**Task item:**
Drop every image, then reproduce the data exactly as given.

**Supplied entries:**

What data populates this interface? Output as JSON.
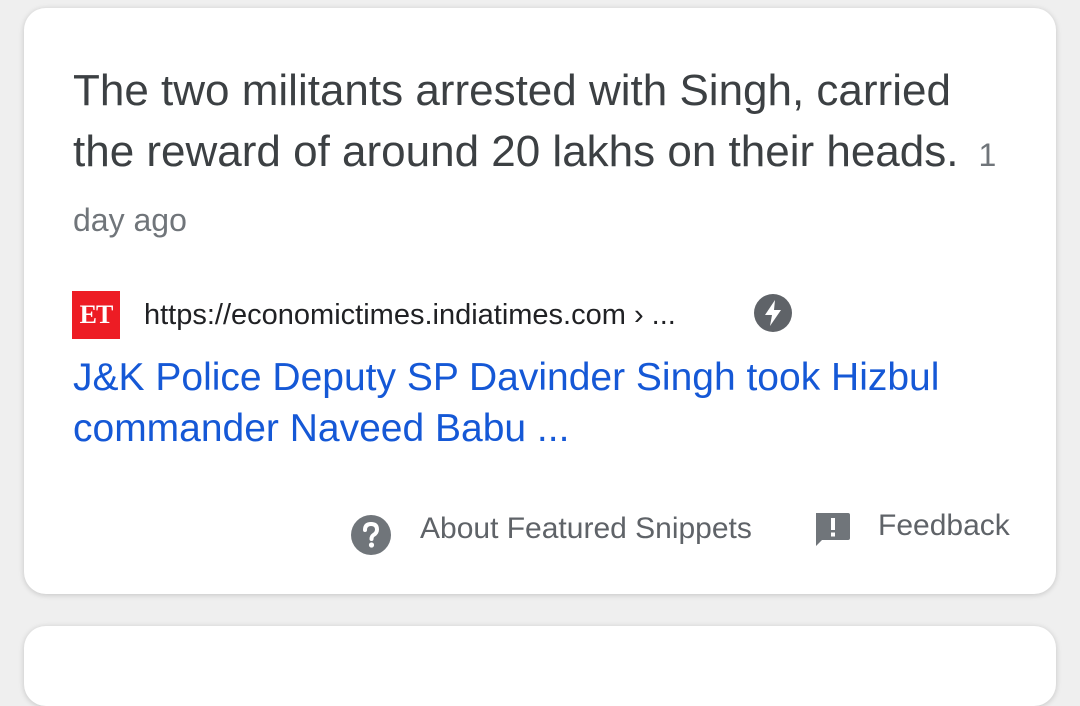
{
  "snippet": {
    "text": "The two militants arrested with Singh, carried the reward of around 20 lakhs on their heads.",
    "date": "1 day ago"
  },
  "source": {
    "favicon_text": "ET",
    "favicon_color": "#ed1c24",
    "url": "https://economictimes.indiatimes.com › ...",
    "amp_icon": "amp-bolt-icon"
  },
  "result": {
    "title": "J&K Police Deputy SP Davinder Singh took Hizbul commander Naveed Babu ...",
    "link_color": "#1558d6"
  },
  "footer": {
    "about_label": "About Featured Snippets",
    "about_icon": "help-circle-icon",
    "feedback_label": "Feedback",
    "feedback_icon": "feedback-icon"
  }
}
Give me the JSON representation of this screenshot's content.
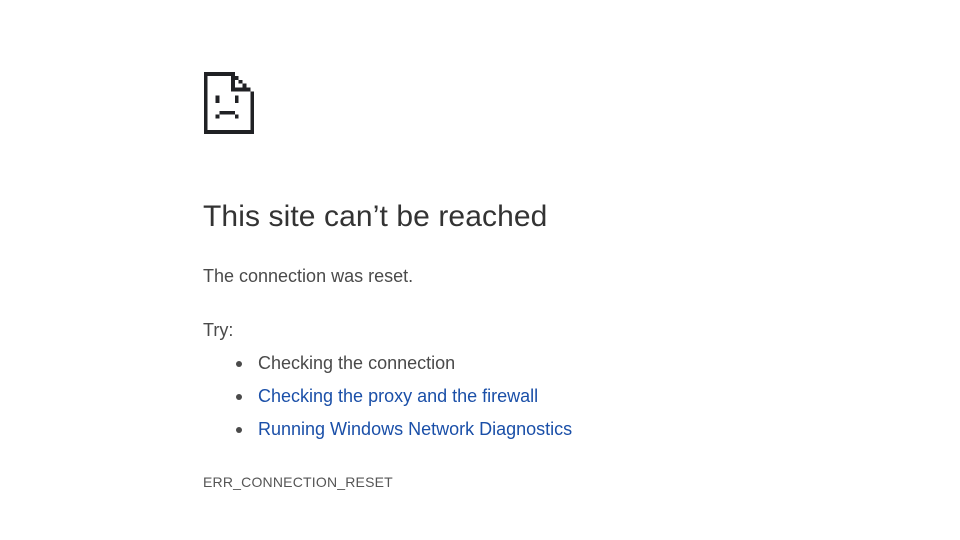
{
  "error_page": {
    "icon": "sad-page-icon",
    "title": "This site can’t be reached",
    "subtitle": "The connection was reset.",
    "try_label": "Try:",
    "suggestions": [
      {
        "label": "Checking the connection",
        "link": false
      },
      {
        "label": "Checking the proxy and the firewall",
        "link": true
      },
      {
        "label": "Running Windows Network Diagnostics",
        "link": true
      }
    ],
    "error_code": "ERR_CONNECTION_RESET",
    "colors": {
      "link": "#1a4fa8",
      "text": "#4a4a4a",
      "icon": "#202124"
    }
  }
}
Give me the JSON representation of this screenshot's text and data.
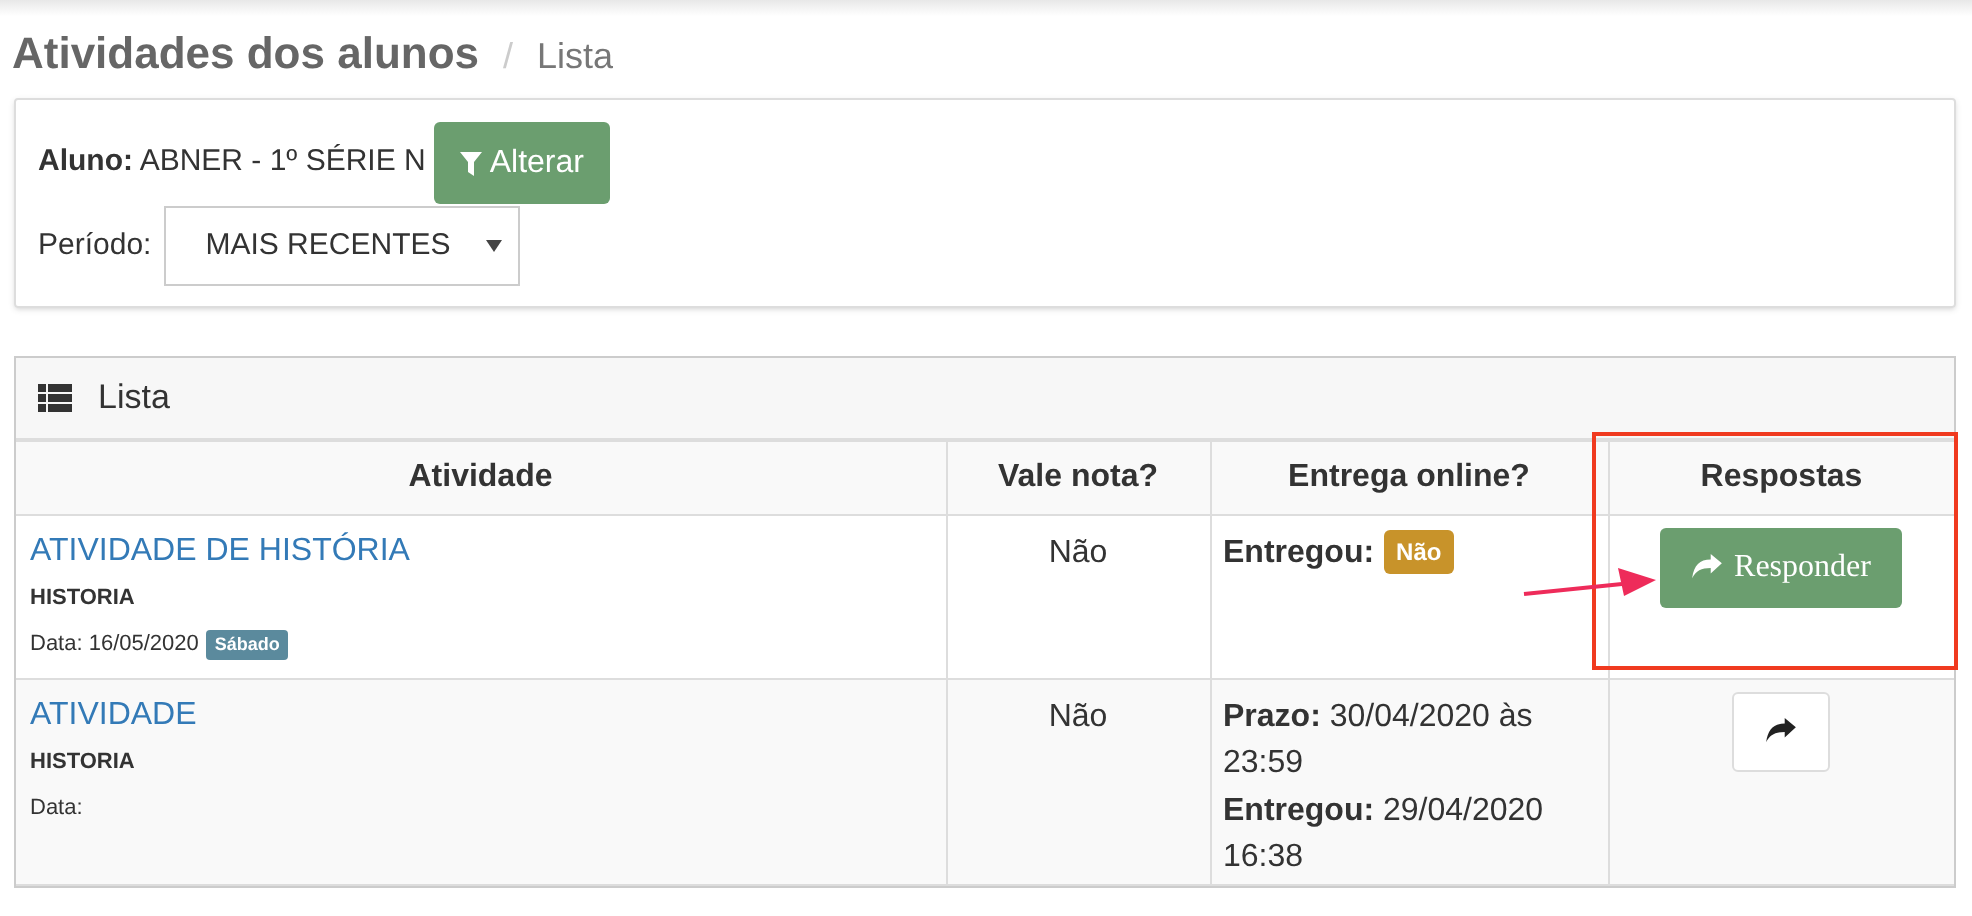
{
  "header": {
    "title": "Atividades dos alunos",
    "separator": "/",
    "subtitle": "Lista"
  },
  "filters": {
    "student_label": "Aluno:",
    "student": "ABNER - 1º SÉRIE N",
    "change_button": "Alterar",
    "period_label": "Período:",
    "period_value": "MAIS RECENTES"
  },
  "panel": {
    "title": "Lista"
  },
  "table": {
    "columns": [
      "Atividade",
      "Vale nota?",
      "Entrega online?",
      "Respostas"
    ],
    "rows": [
      {
        "title": "ATIVIDADE DE HISTÓRIA",
        "subject": "HISTORIA",
        "date": "Data: 16/05/2020",
        "weekday_badge": "Sábado",
        "graded": "Não",
        "delivery": [
          {
            "text": "**Entregou:**",
            "badge": "Não"
          }
        ],
        "answer": {
          "kind": "text",
          "label": "Responder"
        },
        "highlighted": true
      },
      {
        "title": "ATIVIDADE",
        "subject": "HISTORIA",
        "date": "Data:",
        "graded": "Não",
        "delivery": [
          {
            "text": "**Prazo:** 30/04/2020 às 23:59"
          },
          {
            "text": "**Entregou:** 29/04/2020 16:38"
          }
        ],
        "answer": {
          "kind": "icon"
        },
        "highlighted": false
      }
    ]
  }
}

**Result of the task:**
What data populates this interface? Output as JSON.
{
  "snippet": {
    "text": "The two militants arrested with Singh, carried the reward of around 20 lakhs on their heads.",
    "date": "1 day ago"
  },
  "source": {
    "favicon_text": "ET",
    "favicon_color": "#ed1c24",
    "url": "https://economictimes.indiatimes.com › ...",
    "amp_icon": "amp-bolt-icon"
  },
  "result": {
    "title": "J&K Police Deputy SP Davinder Singh took Hizbul commander Naveed Babu ...",
    "link_color": "#1558d6"
  },
  "footer": {
    "about_label": "About Featured Snippets",
    "about_icon": "help-circle-icon",
    "feedback_label": "Feedback",
    "feedback_icon": "feedback-icon"
  }
}
Give me the JSON representation of this screenshot's content.
{
  "error_page": {
    "icon": "sad-page-icon",
    "title": "This site can’t be reached",
    "subtitle": "The connection was reset.",
    "try_label": "Try:",
    "suggestions": [
      {
        "label": "Checking the connection",
        "link": false
      },
      {
        "label": "Checking the proxy and the firewall",
        "link": true
      },
      {
        "label": "Running Windows Network Diagnostics",
        "link": true
      }
    ],
    "error_code": "ERR_CONNECTION_RESET",
    "colors": {
      "link": "#1a4fa8",
      "text": "#4a4a4a",
      "icon": "#202124"
    }
  }
}
Give me the JSON representation of this screenshot's text and data.
{
  "header": {
    "title": "Atividades dos alunos",
    "separator": "/",
    "subtitle": "Lista"
  },
  "filters": {
    "student_label": "Aluno:",
    "student": "ABNER - 1º SÉRIE N",
    "change_button": "Alterar",
    "period_label": "Período:",
    "period_value": "MAIS RECENTES"
  },
  "panel": {
    "title": "Lista"
  },
  "table": {
    "columns": [
      "Atividade",
      "Vale nota?",
      "Entrega online?",
      "Respostas"
    ],
    "rows": [
      {
        "title": "ATIVIDADE DE HISTÓRIA",
        "subject": "HISTORIA",
        "date": "Data: 16/05/2020",
        "weekday_badge": "Sábado",
        "graded": "Não",
        "delivery": [
          {
            "text": "**Entregou:**",
            "badge": "Não"
          }
        ],
        "answer": {
          "kind": "text",
          "label": "Responder"
        },
        "highlighted": true
      },
      {
        "title": "ATIVIDADE",
        "subject": "HISTORIA",
        "date": "Data:",
        "graded": "Não",
        "delivery": [
          {
            "text": "**Prazo:** 30/04/2020 às 23:59"
          },
          {
            "text": "**Entregou:** 29/04/2020 16:38"
          }
        ],
        "answer": {
          "kind": "icon"
        },
        "highlighted": false
      }
    ]
  }
}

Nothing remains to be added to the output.